### Aim of the task
Could you set down every record exactly as it appears?

### Data supplied
BEGIN

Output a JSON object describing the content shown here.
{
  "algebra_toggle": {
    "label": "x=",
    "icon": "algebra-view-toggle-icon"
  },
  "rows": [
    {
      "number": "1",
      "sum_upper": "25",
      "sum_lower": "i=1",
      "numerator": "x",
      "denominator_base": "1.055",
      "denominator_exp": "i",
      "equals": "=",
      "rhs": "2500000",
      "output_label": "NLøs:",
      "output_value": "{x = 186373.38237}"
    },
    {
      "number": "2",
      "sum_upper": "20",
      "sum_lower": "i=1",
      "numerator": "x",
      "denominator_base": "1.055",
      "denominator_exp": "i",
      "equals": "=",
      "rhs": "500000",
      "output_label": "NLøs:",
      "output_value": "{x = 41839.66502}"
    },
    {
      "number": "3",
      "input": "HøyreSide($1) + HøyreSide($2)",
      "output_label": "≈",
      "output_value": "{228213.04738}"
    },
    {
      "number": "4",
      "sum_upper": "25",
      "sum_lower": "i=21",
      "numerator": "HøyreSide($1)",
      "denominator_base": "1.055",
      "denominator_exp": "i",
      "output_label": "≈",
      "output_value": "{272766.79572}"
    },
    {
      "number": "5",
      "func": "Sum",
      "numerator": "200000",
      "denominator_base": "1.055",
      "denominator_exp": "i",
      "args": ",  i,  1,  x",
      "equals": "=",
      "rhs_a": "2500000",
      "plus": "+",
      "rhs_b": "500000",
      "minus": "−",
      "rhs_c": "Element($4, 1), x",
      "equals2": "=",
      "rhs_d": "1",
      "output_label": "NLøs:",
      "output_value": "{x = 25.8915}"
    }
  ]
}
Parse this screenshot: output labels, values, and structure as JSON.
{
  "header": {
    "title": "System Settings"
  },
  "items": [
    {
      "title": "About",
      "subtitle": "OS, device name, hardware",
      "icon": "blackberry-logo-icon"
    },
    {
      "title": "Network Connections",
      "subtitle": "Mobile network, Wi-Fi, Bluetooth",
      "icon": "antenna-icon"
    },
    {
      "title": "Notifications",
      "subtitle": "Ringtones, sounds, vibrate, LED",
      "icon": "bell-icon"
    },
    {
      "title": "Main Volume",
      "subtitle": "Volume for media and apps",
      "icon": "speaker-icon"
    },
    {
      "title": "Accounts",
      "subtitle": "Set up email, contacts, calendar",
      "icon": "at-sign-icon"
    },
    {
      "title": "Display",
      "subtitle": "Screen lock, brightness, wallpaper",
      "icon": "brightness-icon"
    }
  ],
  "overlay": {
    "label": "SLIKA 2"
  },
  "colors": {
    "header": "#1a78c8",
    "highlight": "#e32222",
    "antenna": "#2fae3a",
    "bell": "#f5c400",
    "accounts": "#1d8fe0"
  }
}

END

### Task answer
Output a JSON object describing the content shown here.
{
  "algebra_toggle": {
    "label": "x=",
    "icon": "algebra-view-toggle-icon"
  },
  "rows": [
    {
      "number": "1",
      "sum_upper": "25",
      "sum_lower": "i=1",
      "numerator": "x",
      "denominator_base": "1.055",
      "denominator_exp": "i",
      "equals": "=",
      "rhs": "2500000",
      "output_label": "NLøs:",
      "output_value": "{x = 186373.38237}"
    },
    {
      "number": "2",
      "sum_upper": "20",
      "sum_lower": "i=1",
      "numerator": "x",
      "denominator_base": "1.055",
      "denominator_exp": "i",
      "equals": "=",
      "rhs": "500000",
      "output_label": "NLøs:",
      "output_value": "{x = 41839.66502}"
    },
    {
      "number": "3",
      "input": "HøyreSide($1) + HøyreSide($2)",
      "output_label": "≈",
      "output_value": "{228213.04738}"
    },
    {
      "number": "4",
      "sum_upper": "25",
      "sum_lower": "i=21",
      "numerator": "HøyreSide($1)",
      "denominator_base": "1.055",
      "denominator_exp": "i",
      "output_label": "≈",
      "output_value": "{272766.79572}"
    },
    {
      "number": "5",
      "func": "Sum",
      "numerator": "200000",
      "denominator_base": "1.055",
      "denominator_exp": "i",
      "args": ",  i,  1,  x",
      "equals": "=",
      "rhs_a": "2500000",
      "plus": "+",
      "rhs_b": "500000",
      "minus": "−",
      "rhs_c": "Element($4, 1), x",
      "equals2": "=",
      "rhs_d": "1",
      "output_label": "NLøs:",
      "output_value": "{x = 25.8915}"
    }
  ]
}
Parse this screenshot: output labels, values, and structure as JSON.
{
  "header": {
    "title": "System Settings"
  },
  "items": [
    {
      "title": "About",
      "subtitle": "OS, device name, hardware",
      "icon": "blackberry-logo-icon"
    },
    {
      "title": "Network Connections",
      "subtitle": "Mobile network, Wi-Fi, Bluetooth",
      "icon": "antenna-icon"
    },
    {
      "title": "Notifications",
      "subtitle": "Ringtones, sounds, vibrate, LED",
      "icon": "bell-icon"
    },
    {
      "title": "Main Volume",
      "subtitle": "Volume for media and apps",
      "icon": "speaker-icon"
    },
    {
      "title": "Accounts",
      "subtitle": "Set up email, contacts, calendar",
      "icon": "at-sign-icon"
    },
    {
      "title": "Display",
      "subtitle": "Screen lock, brightness, wallpaper",
      "icon": "brightness-icon"
    }
  ],
  "overlay": {
    "label": "SLIKA 2"
  },
  "colors": {
    "header": "#1a78c8",
    "highlight": "#e32222",
    "antenna": "#2fae3a",
    "bell": "#f5c400",
    "accounts": "#1d8fe0"
  }
}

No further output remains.